Material to process |
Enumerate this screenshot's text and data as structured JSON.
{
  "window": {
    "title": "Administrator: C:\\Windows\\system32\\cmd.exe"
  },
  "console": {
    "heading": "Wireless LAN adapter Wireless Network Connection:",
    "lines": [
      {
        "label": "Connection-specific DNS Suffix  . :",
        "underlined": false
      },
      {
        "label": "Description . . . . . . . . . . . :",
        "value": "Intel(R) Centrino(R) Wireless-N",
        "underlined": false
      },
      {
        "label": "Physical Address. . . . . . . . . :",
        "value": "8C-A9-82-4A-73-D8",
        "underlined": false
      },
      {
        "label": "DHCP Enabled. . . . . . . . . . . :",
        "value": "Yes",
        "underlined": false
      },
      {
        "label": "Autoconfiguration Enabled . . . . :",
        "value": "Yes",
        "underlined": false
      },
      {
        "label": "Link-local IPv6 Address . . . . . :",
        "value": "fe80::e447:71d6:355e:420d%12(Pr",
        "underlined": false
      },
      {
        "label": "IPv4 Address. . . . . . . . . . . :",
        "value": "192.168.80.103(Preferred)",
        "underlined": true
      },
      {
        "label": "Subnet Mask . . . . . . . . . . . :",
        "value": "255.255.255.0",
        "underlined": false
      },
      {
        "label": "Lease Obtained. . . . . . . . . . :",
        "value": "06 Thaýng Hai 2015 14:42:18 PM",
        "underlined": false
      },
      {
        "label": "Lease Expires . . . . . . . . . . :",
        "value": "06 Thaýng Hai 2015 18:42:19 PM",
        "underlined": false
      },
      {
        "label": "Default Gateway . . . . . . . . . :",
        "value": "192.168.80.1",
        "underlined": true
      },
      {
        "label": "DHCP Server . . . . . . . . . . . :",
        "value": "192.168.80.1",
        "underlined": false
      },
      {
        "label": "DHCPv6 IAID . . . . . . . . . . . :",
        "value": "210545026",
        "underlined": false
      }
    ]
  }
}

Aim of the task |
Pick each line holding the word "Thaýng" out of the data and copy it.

Solution for this exercise |
        "value": "06 Thaýng Hai 2015 14:42:18 PM",
        "value": "06 Thaýng Hai 2015 18:42:19 PM",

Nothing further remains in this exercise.